For a less local, more sophisticated take on preservation, check out Brooklyn Matters (both films screen November 10), a devastating indictment of the Frank Gehry-designed Atlantic Yards development that will, the film charges, disrupt neighbourhoods, cause traffic nightmares and damage the environment without providing any real benefit to the community. Although highly biased against the project, it's a fascinating case study of how class and race get wound up in development disputes, one that's relevant to Toronto's continual battles with developers.


NoLandGrab: If depicting a deeply flawed, frustrating and un-democratic political process is "highly biased," then questioning the wisdom of the war in Iraq is probably unpatriotic.

More screening info about Brooklyn Matters can be found at www.brooklynmatters.com.

Posted by lumi at 5:18 AM

Home Field Disadvantage

The Wonkster

You'd think a sports franchise would pay for the privilege of making NY City its home, but not in Bloomberg's New York:

"...in New York City, taxpayers are being forced to shoulder the burdens of new stadiums to subsidize the multimillionaire owners and players of the Yankees and Mets. The Yankee stadium project alone will receive taxpayer subsidies of nearly $800 million, according to Good Jobs New York, a critic of the project.”

If taxpayer subsidies really are the 21st century version of the Curse of the Bambino, things do not for New York sports fans. The Mets, who just experienced probably the worst late season collapse in baseball history, are getting subsidies for their new stadium. Madison Square Garden, home of the Knicks (this explains everything), also gets break on property taxes, according to the Sun. And the future home of the NBA Nets in Atlantic Yards will also benefit from the largesse of the city and state government.


NoLandGrab: Seriously, we'd love to see one, just one team actually make good on the threat to pull up stakes and take an instant hit to the value of the franchise. The Nashville Yankees, the Moblie Mets, San Diego Knickerbockers?? Puh-leeze!

We are witnessing some of the worst kind of corporate welfare, gratis a Bloomberg.

Posted by lumi at 5:02 AM

Guggenheim Bilbao

The Guardian
By Phil Olterman and Jonathan Bell

GuggenheimBilbao.jpg An article about the Frank Gehry "Bilbao Effect" also covers some of the controversial back story:

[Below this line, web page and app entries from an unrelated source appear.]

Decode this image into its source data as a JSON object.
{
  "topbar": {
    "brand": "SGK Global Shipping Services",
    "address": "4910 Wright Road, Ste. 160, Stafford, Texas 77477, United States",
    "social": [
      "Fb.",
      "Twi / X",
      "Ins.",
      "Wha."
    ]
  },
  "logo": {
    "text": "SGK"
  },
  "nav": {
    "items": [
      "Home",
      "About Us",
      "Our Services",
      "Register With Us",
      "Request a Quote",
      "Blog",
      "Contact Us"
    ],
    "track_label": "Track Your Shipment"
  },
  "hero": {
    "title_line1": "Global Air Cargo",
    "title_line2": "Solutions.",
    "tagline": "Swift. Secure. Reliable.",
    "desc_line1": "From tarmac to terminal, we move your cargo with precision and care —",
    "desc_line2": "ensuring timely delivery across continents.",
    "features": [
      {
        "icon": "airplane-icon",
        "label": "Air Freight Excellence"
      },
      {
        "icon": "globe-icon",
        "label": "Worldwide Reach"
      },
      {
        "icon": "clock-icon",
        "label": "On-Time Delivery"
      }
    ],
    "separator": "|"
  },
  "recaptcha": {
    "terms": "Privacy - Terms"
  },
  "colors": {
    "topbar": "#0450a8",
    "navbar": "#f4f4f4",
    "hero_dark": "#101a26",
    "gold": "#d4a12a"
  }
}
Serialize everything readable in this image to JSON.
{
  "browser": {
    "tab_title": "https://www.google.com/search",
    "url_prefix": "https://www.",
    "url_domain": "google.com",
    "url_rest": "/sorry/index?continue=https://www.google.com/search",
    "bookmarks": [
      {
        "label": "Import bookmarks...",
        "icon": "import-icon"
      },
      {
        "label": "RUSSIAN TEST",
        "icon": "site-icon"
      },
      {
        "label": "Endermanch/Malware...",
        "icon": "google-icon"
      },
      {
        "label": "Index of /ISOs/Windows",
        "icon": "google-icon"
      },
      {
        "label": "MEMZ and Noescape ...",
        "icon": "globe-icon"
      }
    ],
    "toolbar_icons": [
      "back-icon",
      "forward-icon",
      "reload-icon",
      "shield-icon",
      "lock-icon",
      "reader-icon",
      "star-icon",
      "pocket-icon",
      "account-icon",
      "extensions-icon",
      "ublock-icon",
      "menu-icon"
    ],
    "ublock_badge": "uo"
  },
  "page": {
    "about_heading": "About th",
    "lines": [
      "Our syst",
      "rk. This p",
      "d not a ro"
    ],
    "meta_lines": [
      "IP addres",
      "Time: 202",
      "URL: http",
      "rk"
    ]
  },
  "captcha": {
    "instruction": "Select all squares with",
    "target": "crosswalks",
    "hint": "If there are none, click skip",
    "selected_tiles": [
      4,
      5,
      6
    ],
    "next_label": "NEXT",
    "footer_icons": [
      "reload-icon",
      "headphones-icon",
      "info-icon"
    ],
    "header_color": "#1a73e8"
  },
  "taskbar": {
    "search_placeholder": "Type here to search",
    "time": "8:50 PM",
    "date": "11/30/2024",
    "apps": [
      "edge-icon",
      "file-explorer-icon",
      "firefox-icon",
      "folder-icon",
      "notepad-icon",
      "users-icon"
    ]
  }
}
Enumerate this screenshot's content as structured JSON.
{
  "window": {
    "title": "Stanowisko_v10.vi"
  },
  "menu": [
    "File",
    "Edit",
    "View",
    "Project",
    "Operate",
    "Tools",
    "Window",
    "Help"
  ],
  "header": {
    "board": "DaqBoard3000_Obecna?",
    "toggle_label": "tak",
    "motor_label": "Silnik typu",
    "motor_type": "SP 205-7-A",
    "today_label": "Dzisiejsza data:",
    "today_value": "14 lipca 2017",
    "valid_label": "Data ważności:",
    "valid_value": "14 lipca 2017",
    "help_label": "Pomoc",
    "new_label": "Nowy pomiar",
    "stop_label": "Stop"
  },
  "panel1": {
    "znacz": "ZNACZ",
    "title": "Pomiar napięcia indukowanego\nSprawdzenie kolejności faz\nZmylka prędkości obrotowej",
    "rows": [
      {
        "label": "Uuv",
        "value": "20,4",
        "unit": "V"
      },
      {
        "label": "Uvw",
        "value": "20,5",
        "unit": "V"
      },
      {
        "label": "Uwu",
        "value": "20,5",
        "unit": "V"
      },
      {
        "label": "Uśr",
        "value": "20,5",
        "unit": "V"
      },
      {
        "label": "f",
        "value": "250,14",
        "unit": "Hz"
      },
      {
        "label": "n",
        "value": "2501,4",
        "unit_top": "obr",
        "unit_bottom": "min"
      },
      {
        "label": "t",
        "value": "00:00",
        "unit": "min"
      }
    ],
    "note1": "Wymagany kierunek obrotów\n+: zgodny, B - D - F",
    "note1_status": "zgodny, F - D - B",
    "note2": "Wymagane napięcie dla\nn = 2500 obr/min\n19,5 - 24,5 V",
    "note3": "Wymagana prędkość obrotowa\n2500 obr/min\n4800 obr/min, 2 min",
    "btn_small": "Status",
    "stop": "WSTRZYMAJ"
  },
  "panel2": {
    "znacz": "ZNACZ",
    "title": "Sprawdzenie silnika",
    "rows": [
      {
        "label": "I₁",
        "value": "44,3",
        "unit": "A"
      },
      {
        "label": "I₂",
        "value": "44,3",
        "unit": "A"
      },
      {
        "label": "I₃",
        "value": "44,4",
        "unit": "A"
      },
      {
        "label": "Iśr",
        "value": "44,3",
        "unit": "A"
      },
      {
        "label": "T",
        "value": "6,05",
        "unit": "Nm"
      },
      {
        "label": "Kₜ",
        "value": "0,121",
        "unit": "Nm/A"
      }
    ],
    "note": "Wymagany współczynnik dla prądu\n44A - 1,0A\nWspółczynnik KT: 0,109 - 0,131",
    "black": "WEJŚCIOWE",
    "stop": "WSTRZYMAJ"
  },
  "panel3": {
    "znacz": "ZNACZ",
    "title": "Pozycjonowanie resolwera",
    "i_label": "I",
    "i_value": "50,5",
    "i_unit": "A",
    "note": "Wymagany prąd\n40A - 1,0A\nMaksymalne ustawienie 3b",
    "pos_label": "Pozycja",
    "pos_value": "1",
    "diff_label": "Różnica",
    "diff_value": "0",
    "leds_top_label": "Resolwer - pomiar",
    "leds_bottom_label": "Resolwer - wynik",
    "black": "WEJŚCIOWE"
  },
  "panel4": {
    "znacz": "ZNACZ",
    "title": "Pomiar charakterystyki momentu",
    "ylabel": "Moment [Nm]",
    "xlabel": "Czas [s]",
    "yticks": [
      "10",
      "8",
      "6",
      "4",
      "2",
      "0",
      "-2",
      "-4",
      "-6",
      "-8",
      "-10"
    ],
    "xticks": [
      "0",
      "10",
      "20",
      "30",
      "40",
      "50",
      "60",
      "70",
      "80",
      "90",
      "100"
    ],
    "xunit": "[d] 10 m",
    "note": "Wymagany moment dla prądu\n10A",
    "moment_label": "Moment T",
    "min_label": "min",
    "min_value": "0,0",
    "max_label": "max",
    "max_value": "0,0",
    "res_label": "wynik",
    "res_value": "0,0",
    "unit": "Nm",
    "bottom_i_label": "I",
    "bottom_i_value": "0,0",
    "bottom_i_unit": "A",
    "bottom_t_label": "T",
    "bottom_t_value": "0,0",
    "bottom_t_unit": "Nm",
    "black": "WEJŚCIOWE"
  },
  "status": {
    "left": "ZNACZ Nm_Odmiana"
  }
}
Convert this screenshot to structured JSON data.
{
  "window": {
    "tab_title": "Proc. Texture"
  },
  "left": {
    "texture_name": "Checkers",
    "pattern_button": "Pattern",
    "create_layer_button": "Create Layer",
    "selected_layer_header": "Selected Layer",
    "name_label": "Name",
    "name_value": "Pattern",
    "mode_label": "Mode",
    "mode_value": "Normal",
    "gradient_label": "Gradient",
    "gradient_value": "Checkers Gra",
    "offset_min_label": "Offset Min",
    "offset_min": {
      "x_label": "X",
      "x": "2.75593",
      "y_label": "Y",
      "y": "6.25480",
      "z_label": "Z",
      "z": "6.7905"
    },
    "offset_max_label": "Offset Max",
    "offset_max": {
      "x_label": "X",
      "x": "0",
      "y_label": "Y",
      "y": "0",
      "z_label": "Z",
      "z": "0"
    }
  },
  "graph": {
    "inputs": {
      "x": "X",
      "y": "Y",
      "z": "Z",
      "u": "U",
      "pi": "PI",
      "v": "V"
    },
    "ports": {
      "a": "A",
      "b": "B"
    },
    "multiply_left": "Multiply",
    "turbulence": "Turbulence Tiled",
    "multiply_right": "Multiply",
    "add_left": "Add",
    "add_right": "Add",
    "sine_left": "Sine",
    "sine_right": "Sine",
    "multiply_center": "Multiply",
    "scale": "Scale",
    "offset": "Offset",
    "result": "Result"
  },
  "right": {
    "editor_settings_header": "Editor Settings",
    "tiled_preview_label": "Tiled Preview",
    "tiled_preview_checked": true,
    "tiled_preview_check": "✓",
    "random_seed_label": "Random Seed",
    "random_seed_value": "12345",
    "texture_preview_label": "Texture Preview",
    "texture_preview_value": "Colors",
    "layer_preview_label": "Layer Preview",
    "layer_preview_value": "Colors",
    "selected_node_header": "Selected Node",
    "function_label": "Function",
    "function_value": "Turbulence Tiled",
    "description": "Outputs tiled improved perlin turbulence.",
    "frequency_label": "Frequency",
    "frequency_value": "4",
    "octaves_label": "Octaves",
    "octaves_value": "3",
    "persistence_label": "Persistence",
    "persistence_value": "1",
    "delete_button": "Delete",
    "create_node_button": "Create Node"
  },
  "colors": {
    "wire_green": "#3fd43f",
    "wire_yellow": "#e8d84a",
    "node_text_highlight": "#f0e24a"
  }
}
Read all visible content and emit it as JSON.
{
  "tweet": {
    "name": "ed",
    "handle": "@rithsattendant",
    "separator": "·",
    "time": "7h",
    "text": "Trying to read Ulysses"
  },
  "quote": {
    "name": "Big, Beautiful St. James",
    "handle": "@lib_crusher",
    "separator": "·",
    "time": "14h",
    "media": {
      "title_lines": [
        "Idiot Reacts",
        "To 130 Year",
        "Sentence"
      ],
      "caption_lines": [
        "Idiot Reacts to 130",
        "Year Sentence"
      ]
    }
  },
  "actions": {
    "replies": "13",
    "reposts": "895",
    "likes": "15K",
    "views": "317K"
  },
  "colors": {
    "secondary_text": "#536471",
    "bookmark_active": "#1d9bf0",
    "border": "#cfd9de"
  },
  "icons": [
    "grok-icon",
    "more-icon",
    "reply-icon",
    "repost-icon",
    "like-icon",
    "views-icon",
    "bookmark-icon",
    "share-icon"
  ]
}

Running a city took a step closer to computer simulation with the apparent discovery of the "Bilbao Effect". The fabled consequence of Gehry's great swoops of titanium was a huge influx of tourist money, as culture filled the void left by Bilbao's fading industry. That, at least, was the theory. The truth wasn't quite so black and white, but it didn't stop planeloads of mayoral deputations arriving from around the world, all eager to imitate its success. Everyone wanted their own culture magnet, often calling up Gehry himself and effectively asking him to replicate the scheme.
The initial plans for a Guggenheim museum in Bilbao were not without controversy. Funded entirely by the host country but masterminded from New York, many Basque commentators, including the now-banned separatist party Herri Batasuna, saw the museum as a sign of cultural imperialism, an economically motivated attempt to purge the region of its history. A week before the opening gala in October 1997, police officer José María Aguirre was shot and killed after he interrupted a group of Eta terrorists disguised as gardeners, who tried to plant remote-controlled grenades in the Jeff Koons sculpture outside the museum. When the Spanish monarchs, King Juan Carlos I and Queen Sofia officially opened the museum on October 18, police snipers watched on from the rooftops of surrounding buildings. Whether Gehry's building actually erases the city's cultural heritage, as Eta suggested, is debatable. Bilbao is famous for its maritime history: after Barcelona, it has Spain's largest port. Gehry's building, which edges on to the Nervión riverfront and has been likened by many to a shipwreck, seems to pay tribute to its own surroundings.


Posted by lumi at 4:45 AM